**WHAT YOU HAVE TO DO**
Leave out the pictures and copy every record exactly.

### RAW DATA

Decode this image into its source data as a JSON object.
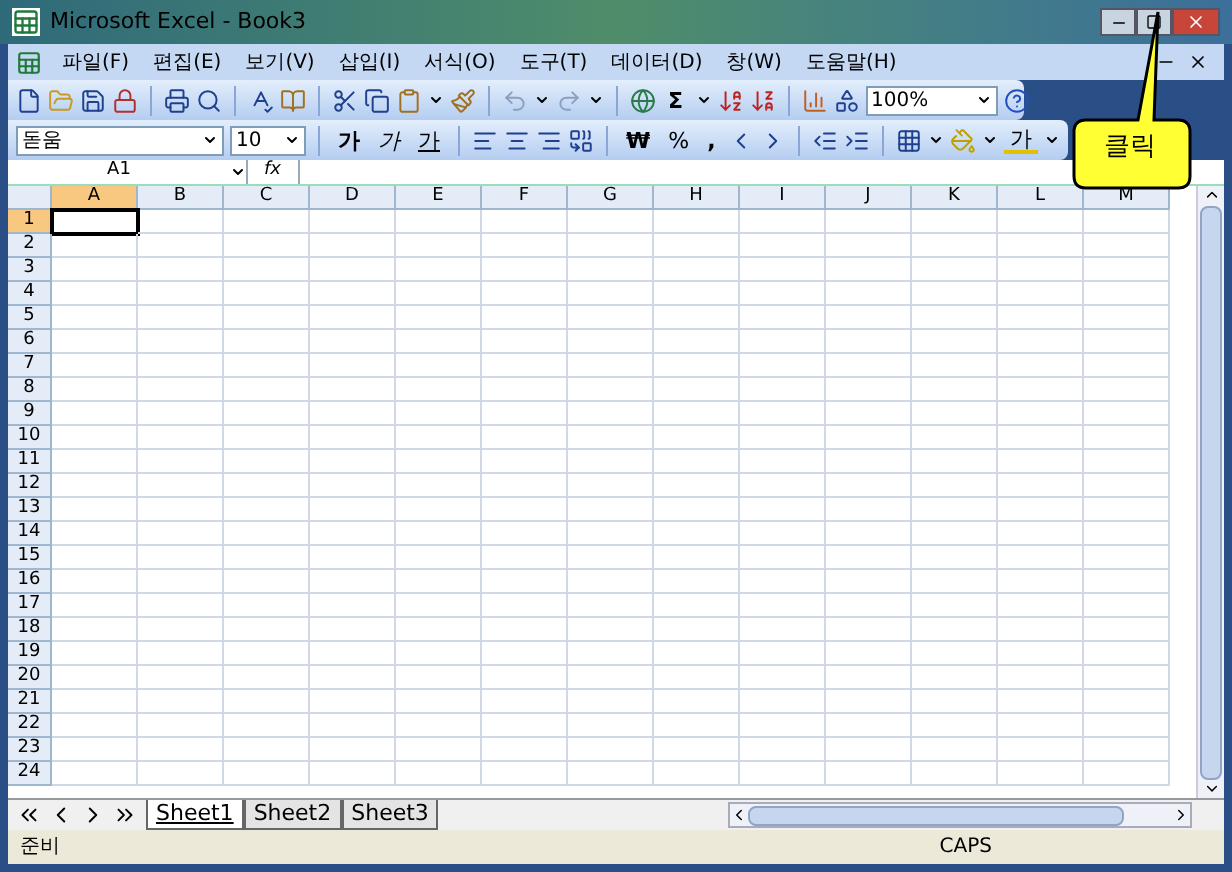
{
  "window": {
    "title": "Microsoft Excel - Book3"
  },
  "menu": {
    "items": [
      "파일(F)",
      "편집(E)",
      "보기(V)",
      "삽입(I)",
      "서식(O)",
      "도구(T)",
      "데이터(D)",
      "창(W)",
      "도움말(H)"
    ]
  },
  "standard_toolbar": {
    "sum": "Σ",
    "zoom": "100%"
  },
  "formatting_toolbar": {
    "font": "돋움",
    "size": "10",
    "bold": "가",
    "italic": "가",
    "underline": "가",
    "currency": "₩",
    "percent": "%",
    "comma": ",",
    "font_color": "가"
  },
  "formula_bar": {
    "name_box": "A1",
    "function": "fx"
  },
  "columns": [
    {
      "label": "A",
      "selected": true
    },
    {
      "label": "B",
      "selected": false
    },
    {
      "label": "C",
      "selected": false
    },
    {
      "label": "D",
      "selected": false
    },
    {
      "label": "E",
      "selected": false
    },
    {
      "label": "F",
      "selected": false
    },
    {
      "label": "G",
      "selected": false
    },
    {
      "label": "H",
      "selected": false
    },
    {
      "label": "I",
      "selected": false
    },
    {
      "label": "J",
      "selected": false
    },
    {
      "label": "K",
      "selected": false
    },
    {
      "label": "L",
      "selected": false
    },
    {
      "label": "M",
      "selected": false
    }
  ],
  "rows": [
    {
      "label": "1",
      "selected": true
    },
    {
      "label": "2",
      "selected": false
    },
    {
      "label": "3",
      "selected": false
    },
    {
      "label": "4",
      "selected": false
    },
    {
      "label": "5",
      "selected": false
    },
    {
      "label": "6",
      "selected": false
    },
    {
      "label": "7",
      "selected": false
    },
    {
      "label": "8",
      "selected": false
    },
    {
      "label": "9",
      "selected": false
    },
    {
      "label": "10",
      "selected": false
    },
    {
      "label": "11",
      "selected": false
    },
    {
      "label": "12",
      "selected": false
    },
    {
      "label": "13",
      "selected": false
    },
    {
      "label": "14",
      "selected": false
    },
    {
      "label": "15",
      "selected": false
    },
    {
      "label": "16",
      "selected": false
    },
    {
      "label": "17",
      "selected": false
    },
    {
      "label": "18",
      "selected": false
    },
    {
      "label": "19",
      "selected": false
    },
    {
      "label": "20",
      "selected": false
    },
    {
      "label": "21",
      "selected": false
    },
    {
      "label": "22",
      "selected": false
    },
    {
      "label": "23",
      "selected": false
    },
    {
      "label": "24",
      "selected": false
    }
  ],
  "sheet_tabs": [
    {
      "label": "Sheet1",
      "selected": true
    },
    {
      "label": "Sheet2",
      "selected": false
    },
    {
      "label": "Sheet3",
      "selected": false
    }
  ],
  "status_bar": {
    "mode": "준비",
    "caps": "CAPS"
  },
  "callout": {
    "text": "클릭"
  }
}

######

**EXERCISE RESULT**
Decode this image into its source data as a JSON object.
{
  "window": {
    "title": "Microsoft Excel - Book3"
  },
  "menu": {
    "items": [
      "파일(F)",
      "편집(E)",
      "보기(V)",
      "삽입(I)",
      "서식(O)",
      "도구(T)",
      "데이터(D)",
      "창(W)",
      "도움말(H)"
    ]
  },
  "standard_toolbar": {
    "sum": "Σ",
    "zoom": "100%"
  },
  "formatting_toolbar": {
    "font": "돋움",
    "size": "10",
    "bold": "가",
    "italic": "가",
    "underline": "가",
    "currency": "₩",
    "percent": "%",
    "comma": ",",
    "font_color": "가"
  },
  "formula_bar": {
    "name_box": "A1",
    "function": "fx"
  },
  "columns": [
    {
      "label": "A",
      "selected": true
    },
    {
      "label": "B",
      "selected": false
    },
    {
      "label": "C",
      "selected": false
    },
    {
      "label": "D",
      "selected": false
    },
    {
      "label": "E",
      "selected": false
    },
    {
      "label": "F",
      "selected": false
    },
    {
      "label": "G",
      "selected": false
    },
    {
      "label": "H",
      "selected": false
    },
    {
      "label": "I",
      "selected": false
    },
    {
      "label": "J",
      "selected": false
    },
    {
      "label": "K",
      "selected": false
    },
    {
      "label": "L",
      "selected": false
    },
    {
      "label": "M",
      "selected": false
    }
  ],
  "rows": [
    {
      "label": "1",
      "selected": true
    },
    {
      "label": "2",
      "selected": false
    },
    {
      "label": "3",
      "selected": false
    },
    {
      "label": "4",
      "selected": false
    },
    {
      "label": "5",
      "selected": false
    },
    {
      "label": "6",
      "selected": false
    },
    {
      "label": "7",
      "selected": false
    },
    {
      "label": "8",
      "selected": false
    },
    {
      "label": "9",
      "selected": false
    },
    {
      "label": "10",
      "selected": false
    },
    {
      "label": "11",
      "selected": false
    },
    {
      "label": "12",
      "selected": false
    },
    {
      "label": "13",
      "selected": false
    },
    {
      "label": "14",
      "selected": false
    },
    {
      "label": "15",
      "selected": false
    },
    {
      "label": "16",
      "selected": false
    },
    {
      "label": "17",
      "selected": false
    },
    {
      "label": "18",
      "selected": false
    },
    {
      "label": "19",
      "selected": false
    },
    {
      "label": "20",
      "selected": false
    },
    {
      "label": "21",
      "selected": false
    },
    {
      "label": "22",
      "selected": false
    },
    {
      "label": "23",
      "selected": false
    },
    {
      "label": "24",
      "selected": false
    }
  ],
  "sheet_tabs": [
    {
      "label": "Sheet1",
      "selected": true
    },
    {
      "label": "Sheet2",
      "selected": false
    },
    {
      "label": "Sheet3",
      "selected": false
    }
  ],
  "status_bar": {
    "mode": "준비",
    "caps": "CAPS"
  },
  "callout": {
    "text": "클릭"
  }
}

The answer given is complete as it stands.